• Task objective: Every entry must be repeated exactly. Exclude all pictures.

Component data from apps and pages
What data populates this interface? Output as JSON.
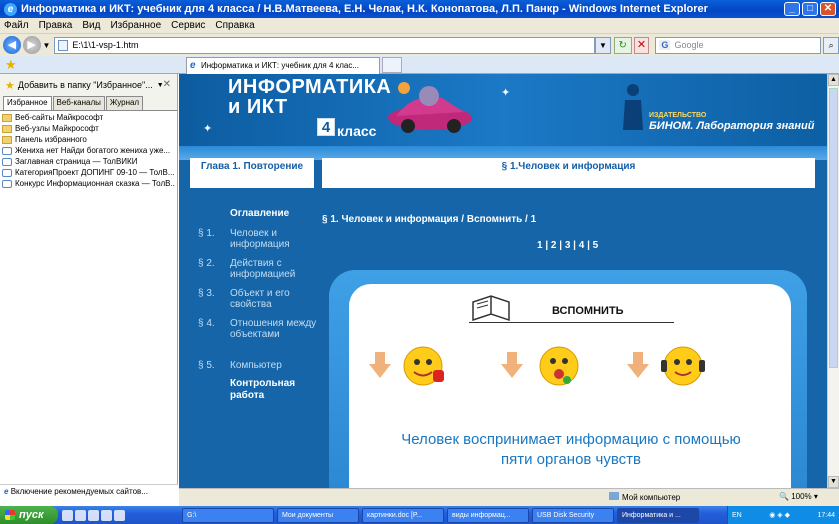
{
  "window": {
    "title": "Информатика и ИКТ: учебник для 4 класса / Н.В.Матвеева, Е.Н. Челак, Н.К. Конопатова, Л.П. Панкр - Windows Internet Explorer"
  },
  "menu": [
    "Файл",
    "Правка",
    "Вид",
    "Избранное",
    "Сервис",
    "Справка"
  ],
  "address": {
    "value": "E:\\1\\1-vsp-1.htm"
  },
  "search": {
    "placeholder": "Google",
    "engine": "G"
  },
  "tab": {
    "label": "Информатика и ИКТ: учебник для 4 клас..."
  },
  "favorites": {
    "add_label": "Добавить в папку \"Избранное\"...",
    "tabs": [
      "Избранное",
      "Веб-каналы",
      "Журнал"
    ],
    "items": [
      {
        "label": "Веб-сайты Майкрософт",
        "type": "folder"
      },
      {
        "label": "Веб-узлы Майкрософт",
        "type": "folder"
      },
      {
        "label": "Панель избранного",
        "type": "folder"
      },
      {
        "label": "Жениха нет   Найди богатого жениха уже...",
        "type": "page"
      },
      {
        "label": "Заглавная страница — ТолВИКИ",
        "type": "page"
      },
      {
        "label": "КатегорияПроект ДОПИНГ 09-10 — ТолВ...",
        "type": "page"
      },
      {
        "label": "Конкурс Информационная сказка — ТолВ...",
        "type": "page"
      }
    ],
    "footer": "Включение рекомендуемых сайтов..."
  },
  "page": {
    "brand_line1": "ИНФОРМАТИКА",
    "brand_line2": "и ИКТ",
    "grade_number": "4",
    "grade_text": "класс",
    "publisher_small": "ИЗДАТЕЛЬСТВО",
    "publisher": "БИНОМ. Лаборатория знаний",
    "chapter": "Глава 1. Повторение",
    "section": "§ 1.Человек и информация",
    "toc_title": "Оглавление",
    "toc": [
      {
        "num": "§ 1.",
        "label": "Человек и информация"
      },
      {
        "num": "§ 2.",
        "label": "Действия с информацией"
      },
      {
        "num": "§ 3.",
        "label": "Объект и его свойства"
      },
      {
        "num": "§ 4.",
        "label": "Отношения между объектами"
      },
      {
        "num": "§ 5.",
        "label": "Компьютер"
      }
    ],
    "toc_final": "Контрольная работа",
    "breadcrumb": "§ 1. Человек и информация / Вспомнить / 1",
    "pages": "1 | 2 | 3 | 4 | 5",
    "heading": "ВСПОМНИТЬ",
    "text": "Человек воспринимает информацию с помощью пяти органов чувств"
  },
  "status": {
    "computer": "Мой компьютер",
    "zoom": "100%"
  },
  "taskbar": {
    "start": "пуск",
    "tasks": [
      {
        "label": "G:\\",
        "width": 92
      },
      {
        "label": "Мои документы",
        "width": 82
      },
      {
        "label": "картинки.doc [Р...",
        "width": 82
      },
      {
        "label": "виды информац...",
        "width": 82
      },
      {
        "label": "USB Disk Security",
        "width": 82
      },
      {
        "label": "Информатика и ...",
        "width": 82
      }
    ],
    "lang": "EN",
    "time": "17:44"
  },
  "colors": {
    "page_bg": "#1565a8",
    "accent": "#1a78c2"
  }
}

• Response:
What data populates this interface? Output as JSON.
{
  "window": {
    "title": "Информатика и ИКТ: учебник для 4 класса / Н.В.Матвеева, Е.Н. Челак, Н.К. Конопатова, Л.П. Панкр - Windows Internet Explorer"
  },
  "menu": [
    "Файл",
    "Правка",
    "Вид",
    "Избранное",
    "Сервис",
    "Справка"
  ],
  "address": {
    "value": "E:\\1\\1-vsp-1.htm"
  },
  "search": {
    "placeholder": "Google",
    "engine": "G"
  },
  "tab": {
    "label": "Информатика и ИКТ: учебник для 4 клас..."
  },
  "favorites": {
    "add_label": "Добавить в папку \"Избранное\"...",
    "tabs": [
      "Избранное",
      "Веб-каналы",
      "Журнал"
    ],
    "items": [
      {
        "label": "Веб-сайты Майкрософт",
        "type": "folder"
      },
      {
        "label": "Веб-узлы Майкрософт",
        "type": "folder"
      },
      {
        "label": "Панель избранного",
        "type": "folder"
      },
      {
        "label": "Жениха нет   Найди богатого жениха уже...",
        "type": "page"
      },
      {
        "label": "Заглавная страница — ТолВИКИ",
        "type": "page"
      },
      {
        "label": "КатегорияПроект ДОПИНГ 09-10 — ТолВ...",
        "type": "page"
      },
      {
        "label": "Конкурс Информационная сказка — ТолВ...",
        "type": "page"
      }
    ],
    "footer": "Включение рекомендуемых сайтов..."
  },
  "page": {
    "brand_line1": "ИНФОРМАТИКА",
    "brand_line2": "и ИКТ",
    "grade_number": "4",
    "grade_text": "класс",
    "publisher_small": "ИЗДАТЕЛЬСТВО",
    "publisher": "БИНОМ. Лаборатория знаний",
    "chapter": "Глава 1. Повторение",
    "section": "§ 1.Человек и информация",
    "toc_title": "Оглавление",
    "toc": [
      {
        "num": "§ 1.",
        "label": "Человек и информация"
      },
      {
        "num": "§ 2.",
        "label": "Действия с информацией"
      },
      {
        "num": "§ 3.",
        "label": "Объект и его свойства"
      },
      {
        "num": "§ 4.",
        "label": "Отношения между объектами"
      },
      {
        "num": "§ 5.",
        "label": "Компьютер"
      }
    ],
    "toc_final": "Контрольная работа",
    "breadcrumb": "§ 1. Человек и информация / Вспомнить / 1",
    "pages": "1 | 2 | 3 | 4 | 5",
    "heading": "ВСПОМНИТЬ",
    "text": "Человек воспринимает информацию с помощью пяти органов чувств"
  },
  "status": {
    "computer": "Мой компьютер",
    "zoom": "100%"
  },
  "taskbar": {
    "start": "пуск",
    "tasks": [
      {
        "label": "G:\\",
        "width": 92
      },
      {
        "label": "Мои документы",
        "width": 82
      },
      {
        "label": "картинки.doc [Р...",
        "width": 82
      },
      {
        "label": "виды информац...",
        "width": 82
      },
      {
        "label": "USB Disk Security",
        "width": 82
      },
      {
        "label": "Информатика и ...",
        "width": 82
      }
    ],
    "lang": "EN",
    "time": "17:44"
  },
  "colors": {
    "page_bg": "#1565a8",
    "accent": "#1a78c2"
  }
}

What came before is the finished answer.